At 7:42 on September 9, 2012, there was a loud thud in Portman Avenue, an otherwise quiet, suburban street in southwest London, UK. A man wearing a grey hoodie, jeans and white sneakers appeared covered in blood in front of number 22. And although his face and body were smashed beyond identification, the Metropolitan Police had two clues: there was Angolan currency in his pockets and, at the exact time of the thud, a British Airways plane from Angola had been flying over London.
He was not the first. In previous years, two others had fallen from airplanes flying over the same borough, and over the past six decades, 96 people have been discovered traveling in the landing gear of aircraft, often bound for North America from Central America, or for Europe from Africa. Most were crushed by the plane’s machinery, died at the high altitudes from lack of oxygen and hypothermia, or fell fatally when the plane lowered its landing gear.

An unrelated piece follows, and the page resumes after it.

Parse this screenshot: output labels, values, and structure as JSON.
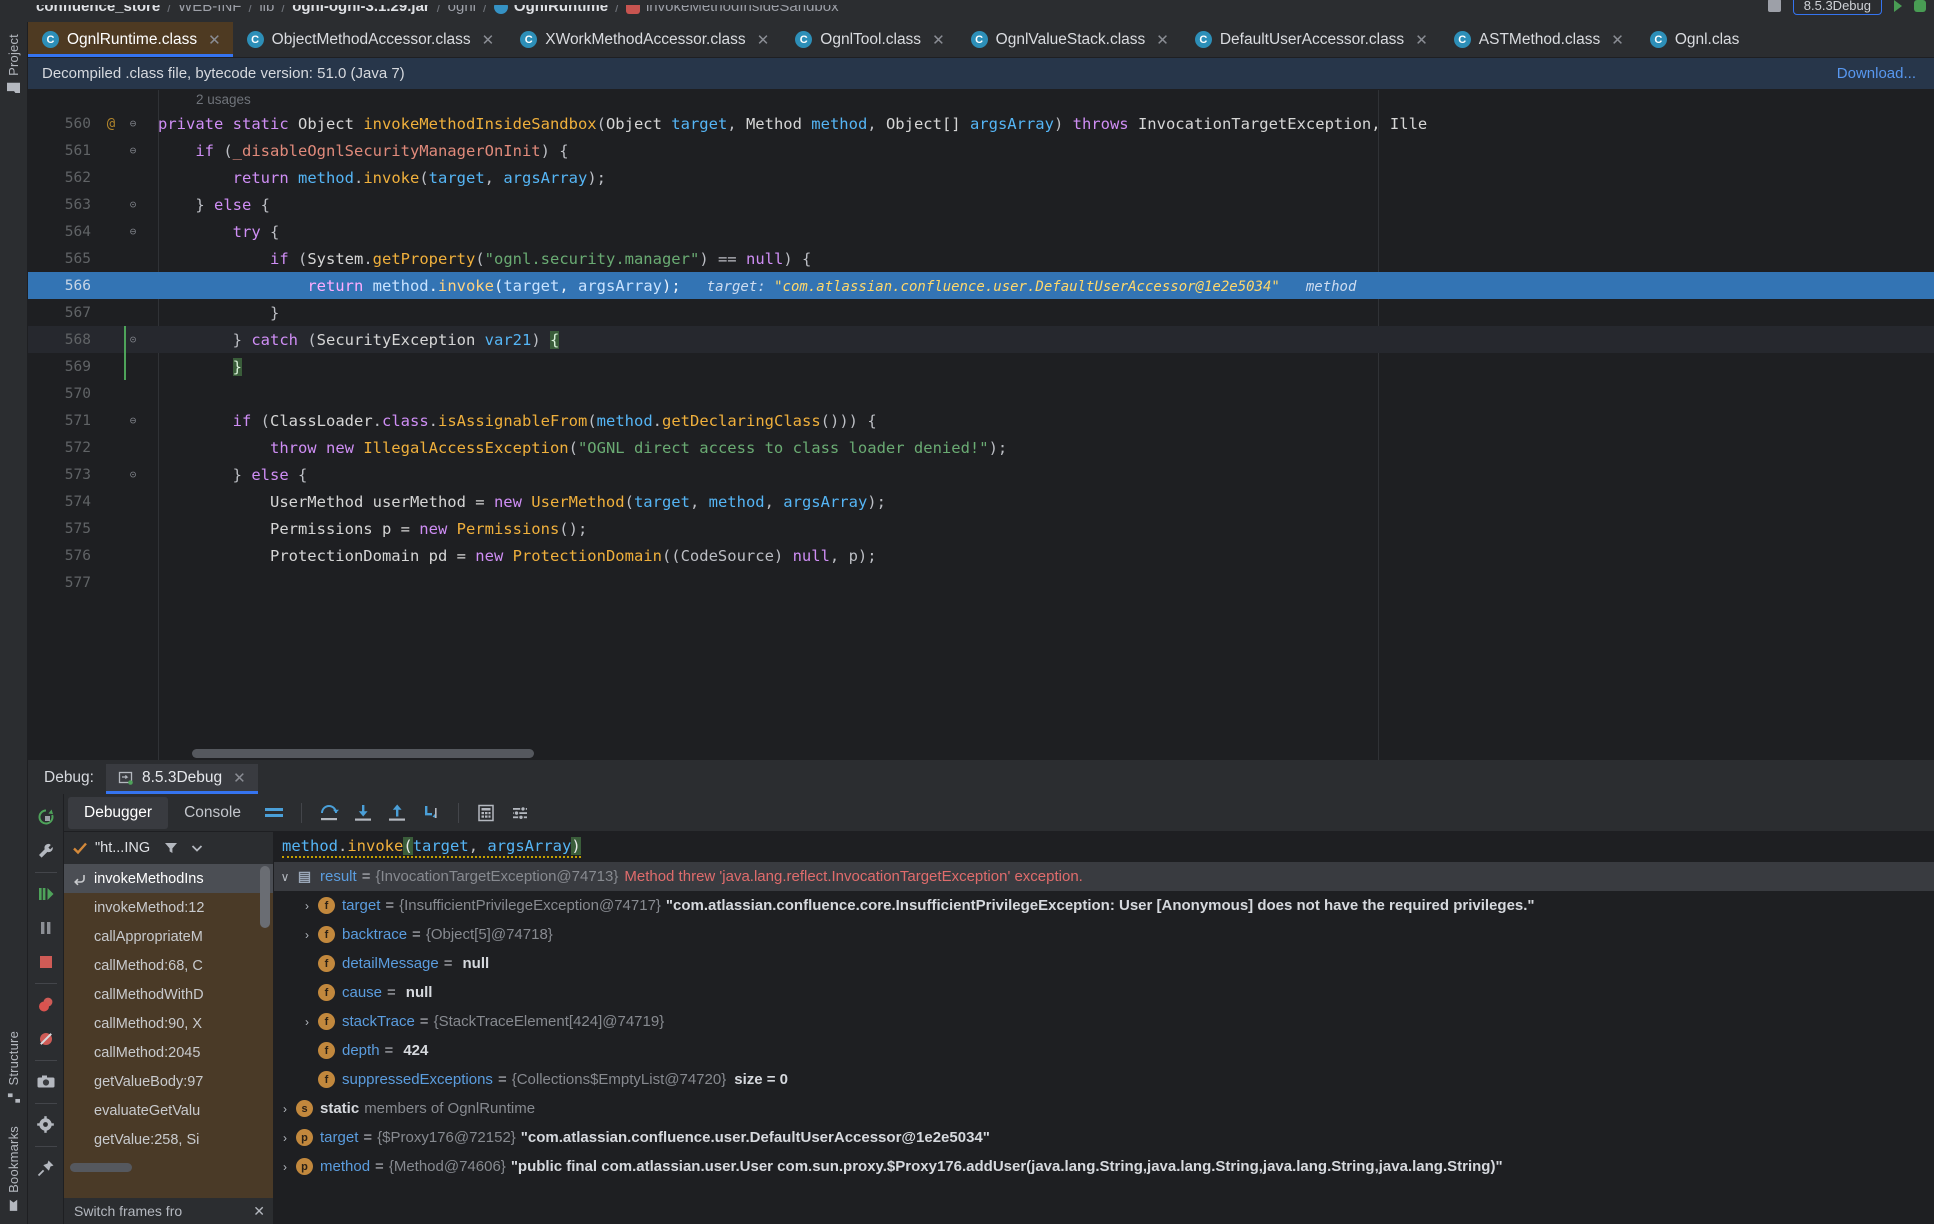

Police discovered that the man who fell from the sky was a Mozambican named Jose Matada who had traveled across southern Africa for the previous two years, looking for work. On the night of his 27th birthday, Matada snuck into an airport in Luanda, Angola, ran to his chosen plane and climbed into one of its wheel wells: he would go to England. Matada’s only precaution for the eight-hour trip was to stuff some tissue in his ears.